People and Events
Scientists at the Bureau of Reclamation have increased the spatial resolution of the newest climate models to make them more useful for water managers.
Atmospheric carbon dioxide emissions will soon pass 400 parts per million (ppm), up from 316 ppm in 1958 when modern record keeping began and an estimated 280 ppm at the start of the Industrial Revolution, according to the Scripps Institution of Oceanography at University of California, San Diego.
The first images from the newest Landsat satellite have been released by NASA and USGS, showing the intersection of the Great Plains and the Front Range of the Rocky Mountains.
The capacity of an individual to safely perform sustained labor under heat stress (labor capacity) has already decreased by 10 percent globally over the past few decades, and is predicted to decrease by another 10 percent by 2050 due to increasing temperatures and humidity.
Move away from water-intensive crops, properly schedule irrigation, and scale back acreage to be planted: these are a few ways in which New Mexico farmers can prepare themselves for the effects of drought, according to a new publication by New Mexico State University.
Case studies of California farmers show an increasing number are adopting more sustainable water management practices.

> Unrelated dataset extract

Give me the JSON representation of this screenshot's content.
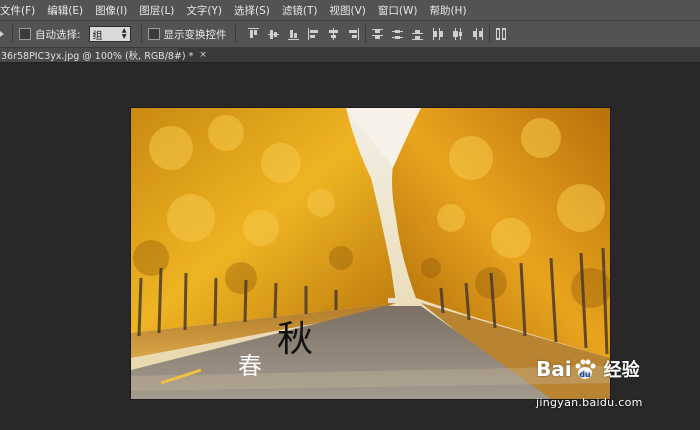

With the Kyoto Protocol—an international agreement among 37 countries to reduce greenhouse gas emissions—set to expire next December, negotiations at the UN Climate Change Conference in Durban, South Africa this week centered around the question of whether countries will accep